Nevertheless, a few amusing scenes aren’t enough to inspire much enthusiasm for the rest of this middling drama. Developments play out much as one always suspected they would from the beginning , without any further twists above those which are to be completely expected in a generic slasher plot. The direction is relatively slick, although very much on the conventional side; the performances are good enough for the bland set of characters as they’re written, with only McNairy’s comedy turn really standing out as anything special. It would be churlish to warn anyone off buying or renting such a film as this (there’s a great deal worse out there) but it’s hard to recommend it either. The UK DVD from Chelsea Films is also pretty indifferent, offering only the film (with a choice of 5.1 or 2.0 stereo audio tracks) and nothing else in the form of extras.
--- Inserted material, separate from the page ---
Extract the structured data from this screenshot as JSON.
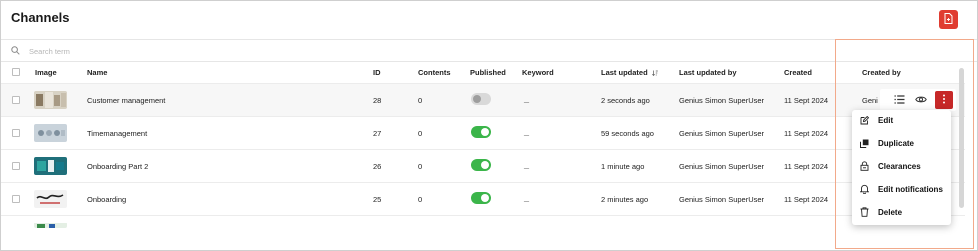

If you’re the sort of slasher obsessive who has to see every entry in the genre, then you might well quite enjoy watching as the predictable plot rolls towards its predictable conclusion. As for everyone else, you can safely cruise on by without slowing to view the tame carnage at the side of this road -- it’s nothing you won’t have seen before. Move along, there is nothing to see here.